The decision to abstain from the council’s 14-0 vote is one of the biggest American rebukes of its longstanding ally. And it could have significant ramifications for the Jewish state, potentially hindering Israel’s negotiating position in future peace talks. Given the world’s widespread opposition to settlements, the action will be almost impossible for anyone, including Trump, to reverse.
Nevertheless, Trump vowed via Twitter: “As to the U.N., things will be different after Jan. 20th.”
Rockettes to perform at inauguration. The Radio
City Rockettes will be dancing at the presidential inauguration next month, but not everyone is kicking up their heels at the booking. One of the famed dancers took to Instagram to say she was “embarrassed and disappointed” by the gig, triggering calls for a boycott by some on social media.
Trump welcomes “nice” letter from Putin after nuclear vow B
west palm beach, fla.» After months of promising to engage more with Russia, Donald Trump vowed to enhance America’s nuclear capabilities, admonishing Russian President Vladimir Putin on Friday that he hopes both global powers can restore collaboration so that “we do not have to travel an alternate path.”

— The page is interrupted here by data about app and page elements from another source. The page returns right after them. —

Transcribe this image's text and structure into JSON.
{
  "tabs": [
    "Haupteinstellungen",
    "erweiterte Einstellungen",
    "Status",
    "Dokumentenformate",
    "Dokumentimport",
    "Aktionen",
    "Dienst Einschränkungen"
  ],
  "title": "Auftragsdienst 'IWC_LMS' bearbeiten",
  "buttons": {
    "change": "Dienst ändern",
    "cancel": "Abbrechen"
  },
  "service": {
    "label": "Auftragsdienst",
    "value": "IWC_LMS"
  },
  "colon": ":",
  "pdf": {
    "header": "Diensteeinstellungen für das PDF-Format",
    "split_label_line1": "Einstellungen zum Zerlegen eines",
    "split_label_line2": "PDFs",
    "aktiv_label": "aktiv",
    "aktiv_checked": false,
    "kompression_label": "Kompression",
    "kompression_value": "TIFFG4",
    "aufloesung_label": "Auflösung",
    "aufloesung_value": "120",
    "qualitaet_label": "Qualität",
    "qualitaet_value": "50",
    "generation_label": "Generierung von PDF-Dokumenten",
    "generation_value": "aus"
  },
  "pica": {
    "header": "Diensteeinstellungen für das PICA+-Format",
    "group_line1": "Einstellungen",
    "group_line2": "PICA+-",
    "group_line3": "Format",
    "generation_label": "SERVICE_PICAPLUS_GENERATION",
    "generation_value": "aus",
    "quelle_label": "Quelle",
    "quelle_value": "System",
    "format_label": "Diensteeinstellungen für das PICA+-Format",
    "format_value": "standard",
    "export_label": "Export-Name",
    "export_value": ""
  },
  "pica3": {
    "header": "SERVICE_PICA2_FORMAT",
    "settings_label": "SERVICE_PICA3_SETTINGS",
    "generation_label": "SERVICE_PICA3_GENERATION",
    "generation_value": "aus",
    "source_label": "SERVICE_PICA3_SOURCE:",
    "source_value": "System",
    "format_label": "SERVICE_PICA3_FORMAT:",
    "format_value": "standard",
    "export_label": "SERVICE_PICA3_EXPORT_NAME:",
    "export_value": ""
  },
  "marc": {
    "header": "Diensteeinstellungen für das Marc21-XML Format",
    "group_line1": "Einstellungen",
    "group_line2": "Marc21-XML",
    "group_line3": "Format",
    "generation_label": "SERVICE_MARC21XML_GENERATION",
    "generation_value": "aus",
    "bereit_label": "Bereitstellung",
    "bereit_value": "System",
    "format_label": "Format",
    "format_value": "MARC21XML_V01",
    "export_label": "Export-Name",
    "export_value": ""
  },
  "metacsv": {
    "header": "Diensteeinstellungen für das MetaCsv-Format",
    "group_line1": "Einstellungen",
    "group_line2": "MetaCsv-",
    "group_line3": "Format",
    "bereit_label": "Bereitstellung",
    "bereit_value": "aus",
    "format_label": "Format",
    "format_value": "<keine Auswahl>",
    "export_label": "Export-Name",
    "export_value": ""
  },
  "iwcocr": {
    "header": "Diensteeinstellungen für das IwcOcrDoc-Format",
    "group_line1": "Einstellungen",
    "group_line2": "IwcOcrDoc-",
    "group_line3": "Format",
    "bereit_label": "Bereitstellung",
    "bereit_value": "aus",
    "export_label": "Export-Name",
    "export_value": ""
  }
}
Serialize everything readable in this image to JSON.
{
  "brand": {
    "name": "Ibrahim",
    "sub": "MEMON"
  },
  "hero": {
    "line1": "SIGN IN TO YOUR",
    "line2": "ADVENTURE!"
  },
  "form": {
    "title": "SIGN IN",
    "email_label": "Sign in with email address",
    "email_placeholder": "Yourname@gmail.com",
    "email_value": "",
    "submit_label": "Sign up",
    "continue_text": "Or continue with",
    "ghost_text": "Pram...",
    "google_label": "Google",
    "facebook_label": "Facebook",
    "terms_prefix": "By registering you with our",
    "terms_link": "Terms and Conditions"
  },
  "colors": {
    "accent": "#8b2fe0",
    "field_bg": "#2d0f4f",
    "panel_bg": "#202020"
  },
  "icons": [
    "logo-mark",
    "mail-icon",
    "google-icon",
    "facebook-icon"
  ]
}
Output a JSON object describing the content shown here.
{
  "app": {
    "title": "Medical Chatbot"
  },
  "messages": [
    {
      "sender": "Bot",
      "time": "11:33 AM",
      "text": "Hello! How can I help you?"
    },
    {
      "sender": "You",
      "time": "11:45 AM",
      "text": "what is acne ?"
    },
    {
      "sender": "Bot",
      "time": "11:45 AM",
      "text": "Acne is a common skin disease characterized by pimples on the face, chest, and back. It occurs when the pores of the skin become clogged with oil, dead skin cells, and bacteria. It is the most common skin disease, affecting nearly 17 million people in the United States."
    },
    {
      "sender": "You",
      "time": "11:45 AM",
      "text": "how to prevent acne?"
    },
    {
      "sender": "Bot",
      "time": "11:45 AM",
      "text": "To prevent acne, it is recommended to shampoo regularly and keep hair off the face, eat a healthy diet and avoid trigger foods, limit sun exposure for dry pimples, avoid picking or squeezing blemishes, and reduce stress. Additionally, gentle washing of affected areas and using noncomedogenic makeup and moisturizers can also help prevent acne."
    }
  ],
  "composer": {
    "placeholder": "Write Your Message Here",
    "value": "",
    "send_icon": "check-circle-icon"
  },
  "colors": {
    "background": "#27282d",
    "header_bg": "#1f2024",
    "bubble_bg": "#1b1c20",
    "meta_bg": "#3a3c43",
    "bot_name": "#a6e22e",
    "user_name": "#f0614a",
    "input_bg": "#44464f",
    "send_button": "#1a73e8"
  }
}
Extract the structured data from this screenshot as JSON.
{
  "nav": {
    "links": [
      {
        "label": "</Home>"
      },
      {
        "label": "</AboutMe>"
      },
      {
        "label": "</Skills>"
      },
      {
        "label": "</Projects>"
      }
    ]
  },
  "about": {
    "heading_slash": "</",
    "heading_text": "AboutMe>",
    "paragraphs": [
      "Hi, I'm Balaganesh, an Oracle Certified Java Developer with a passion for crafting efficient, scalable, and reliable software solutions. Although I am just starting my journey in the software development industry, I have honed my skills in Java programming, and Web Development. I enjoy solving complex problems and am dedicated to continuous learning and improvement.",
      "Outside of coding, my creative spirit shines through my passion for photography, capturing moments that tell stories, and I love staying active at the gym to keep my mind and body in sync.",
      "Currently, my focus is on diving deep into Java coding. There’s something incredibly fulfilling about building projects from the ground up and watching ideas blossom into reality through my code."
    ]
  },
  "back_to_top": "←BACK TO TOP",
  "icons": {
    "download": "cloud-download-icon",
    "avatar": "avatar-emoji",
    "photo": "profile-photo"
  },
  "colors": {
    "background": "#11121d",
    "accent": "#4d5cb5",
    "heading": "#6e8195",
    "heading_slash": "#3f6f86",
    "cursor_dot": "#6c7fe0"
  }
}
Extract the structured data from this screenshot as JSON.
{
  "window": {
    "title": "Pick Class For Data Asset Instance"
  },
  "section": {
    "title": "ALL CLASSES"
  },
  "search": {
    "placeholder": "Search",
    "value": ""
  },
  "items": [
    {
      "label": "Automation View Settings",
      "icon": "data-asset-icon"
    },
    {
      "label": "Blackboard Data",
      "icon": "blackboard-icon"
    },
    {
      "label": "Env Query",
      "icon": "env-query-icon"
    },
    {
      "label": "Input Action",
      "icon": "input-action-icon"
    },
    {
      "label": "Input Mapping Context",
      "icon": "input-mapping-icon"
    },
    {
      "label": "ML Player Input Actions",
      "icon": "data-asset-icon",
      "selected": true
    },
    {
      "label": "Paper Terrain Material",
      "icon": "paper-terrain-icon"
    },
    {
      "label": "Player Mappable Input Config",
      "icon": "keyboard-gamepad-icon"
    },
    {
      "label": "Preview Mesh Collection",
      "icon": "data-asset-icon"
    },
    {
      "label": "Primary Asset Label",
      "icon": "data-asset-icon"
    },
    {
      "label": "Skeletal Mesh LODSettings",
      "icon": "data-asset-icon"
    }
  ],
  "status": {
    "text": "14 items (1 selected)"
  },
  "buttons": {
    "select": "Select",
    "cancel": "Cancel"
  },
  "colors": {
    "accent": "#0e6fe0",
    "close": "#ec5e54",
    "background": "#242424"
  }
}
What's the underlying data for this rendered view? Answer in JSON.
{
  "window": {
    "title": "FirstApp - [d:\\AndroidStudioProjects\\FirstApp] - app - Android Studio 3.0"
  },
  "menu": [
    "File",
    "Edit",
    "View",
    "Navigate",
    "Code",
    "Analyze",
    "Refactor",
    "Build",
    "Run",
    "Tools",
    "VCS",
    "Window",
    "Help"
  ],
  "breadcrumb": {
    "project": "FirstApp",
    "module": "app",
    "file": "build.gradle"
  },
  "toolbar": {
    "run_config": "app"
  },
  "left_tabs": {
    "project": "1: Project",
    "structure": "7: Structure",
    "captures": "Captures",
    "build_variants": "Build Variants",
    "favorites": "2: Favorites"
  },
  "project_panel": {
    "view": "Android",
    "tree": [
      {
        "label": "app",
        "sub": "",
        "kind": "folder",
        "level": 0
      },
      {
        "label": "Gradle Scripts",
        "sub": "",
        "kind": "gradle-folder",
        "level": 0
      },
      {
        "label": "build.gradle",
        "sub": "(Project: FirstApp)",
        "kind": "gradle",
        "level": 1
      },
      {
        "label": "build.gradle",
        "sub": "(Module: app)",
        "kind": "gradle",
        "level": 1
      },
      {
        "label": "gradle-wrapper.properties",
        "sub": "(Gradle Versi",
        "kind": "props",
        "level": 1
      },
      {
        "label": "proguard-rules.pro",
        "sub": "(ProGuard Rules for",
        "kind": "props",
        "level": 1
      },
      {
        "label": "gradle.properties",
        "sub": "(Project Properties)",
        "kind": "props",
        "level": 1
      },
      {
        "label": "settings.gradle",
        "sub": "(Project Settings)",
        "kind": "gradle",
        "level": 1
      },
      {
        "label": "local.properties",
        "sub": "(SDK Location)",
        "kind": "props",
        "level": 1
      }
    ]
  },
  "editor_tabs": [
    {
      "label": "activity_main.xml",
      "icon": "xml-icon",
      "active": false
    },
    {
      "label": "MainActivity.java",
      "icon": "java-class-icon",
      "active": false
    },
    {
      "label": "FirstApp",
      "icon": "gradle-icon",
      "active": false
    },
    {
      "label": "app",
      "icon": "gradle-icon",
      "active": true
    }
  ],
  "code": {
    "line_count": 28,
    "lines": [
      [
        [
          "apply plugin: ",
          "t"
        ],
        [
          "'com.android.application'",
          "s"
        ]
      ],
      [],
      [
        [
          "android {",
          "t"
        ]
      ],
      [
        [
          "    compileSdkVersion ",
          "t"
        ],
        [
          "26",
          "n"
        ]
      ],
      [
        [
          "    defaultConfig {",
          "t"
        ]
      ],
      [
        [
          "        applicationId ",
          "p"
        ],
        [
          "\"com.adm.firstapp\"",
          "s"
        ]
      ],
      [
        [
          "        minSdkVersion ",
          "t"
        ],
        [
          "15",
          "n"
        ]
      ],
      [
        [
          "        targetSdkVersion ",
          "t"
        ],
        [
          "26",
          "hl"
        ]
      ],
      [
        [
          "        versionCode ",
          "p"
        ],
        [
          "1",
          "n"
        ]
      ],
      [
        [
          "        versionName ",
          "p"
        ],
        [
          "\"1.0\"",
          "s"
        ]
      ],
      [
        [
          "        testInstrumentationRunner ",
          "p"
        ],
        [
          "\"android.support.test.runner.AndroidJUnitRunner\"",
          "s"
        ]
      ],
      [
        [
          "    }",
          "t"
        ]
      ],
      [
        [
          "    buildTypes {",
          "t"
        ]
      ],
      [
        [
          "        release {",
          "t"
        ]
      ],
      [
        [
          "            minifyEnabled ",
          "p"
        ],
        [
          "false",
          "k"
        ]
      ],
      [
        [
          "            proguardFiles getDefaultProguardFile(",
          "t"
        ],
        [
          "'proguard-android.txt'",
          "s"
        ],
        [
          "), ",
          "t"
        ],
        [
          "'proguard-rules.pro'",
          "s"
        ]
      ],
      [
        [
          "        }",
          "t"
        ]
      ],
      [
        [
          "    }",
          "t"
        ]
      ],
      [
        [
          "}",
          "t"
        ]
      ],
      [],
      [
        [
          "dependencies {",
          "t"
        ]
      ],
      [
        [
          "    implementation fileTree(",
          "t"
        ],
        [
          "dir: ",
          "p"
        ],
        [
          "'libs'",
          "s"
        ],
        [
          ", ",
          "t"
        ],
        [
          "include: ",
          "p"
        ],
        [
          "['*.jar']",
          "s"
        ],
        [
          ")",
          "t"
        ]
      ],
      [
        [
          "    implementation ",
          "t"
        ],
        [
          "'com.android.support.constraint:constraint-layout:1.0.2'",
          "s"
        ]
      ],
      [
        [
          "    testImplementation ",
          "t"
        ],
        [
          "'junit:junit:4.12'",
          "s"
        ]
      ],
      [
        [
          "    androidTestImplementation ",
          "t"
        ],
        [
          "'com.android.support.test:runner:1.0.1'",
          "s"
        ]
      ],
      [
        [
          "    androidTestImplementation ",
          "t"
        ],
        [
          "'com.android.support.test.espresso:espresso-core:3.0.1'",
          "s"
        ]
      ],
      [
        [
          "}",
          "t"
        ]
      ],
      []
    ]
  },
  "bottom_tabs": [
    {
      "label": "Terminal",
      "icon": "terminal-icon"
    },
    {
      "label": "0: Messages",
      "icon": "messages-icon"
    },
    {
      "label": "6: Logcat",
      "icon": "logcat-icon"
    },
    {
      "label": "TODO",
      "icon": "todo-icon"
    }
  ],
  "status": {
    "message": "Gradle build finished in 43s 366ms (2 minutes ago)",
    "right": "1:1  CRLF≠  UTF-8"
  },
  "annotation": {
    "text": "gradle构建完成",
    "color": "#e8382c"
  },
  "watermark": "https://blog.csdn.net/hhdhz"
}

Trump on Friday passed along a “very nice letter” that his transition team said was sent to him by Putin. It urges Trump to act “in a constructive and pragmatic manner” to “restore the framework of bilateral cooperation.”
More states consider working around the Electoral College
B hartford, conn.» Frustrated after seeing another candidate secure the presidency without winning the national popular vote, mostly Democratic lawmakers in several capitals want their states to join a 10-year-old movement to work around the Electoral College. In states including Connecticut, Pennsylvania, Ohio and New Mexico, legislators have said they plan to introduce legislation that would require their state’s Electoral College voters cast ballots for the presidential candidate who earns the most votes nationwide, regardless of statewide results.
U.S. warns of possible attacks on churches, holiday gatherings
B washington» Federal officials warned law enforcement authorities across the nation Friday that Islamic State sympathizers are continuing to call for attacks on churches and other holiday gathering sites. The warning was issued after a publicly available list of U.S. churches was posted on a militants’ social media site. FBI spokesman Andrew Ames said U.S. citizens are advised to maintain awareness of their surroundings and report suspicious activity.
Affidavit: Road-rage killing suspect said car was too close B
little rock, ark.» A Little Rock man who fired his gun into a car, striking and killing a 3-year-old boy, did so because he thought the driver of that vehicle was following him too closely, police said in an affidavit released Friday following the suspect’s arrest. Gary Eugene Holmes, 33, turned himself in at police headquarters Thursday night, police said.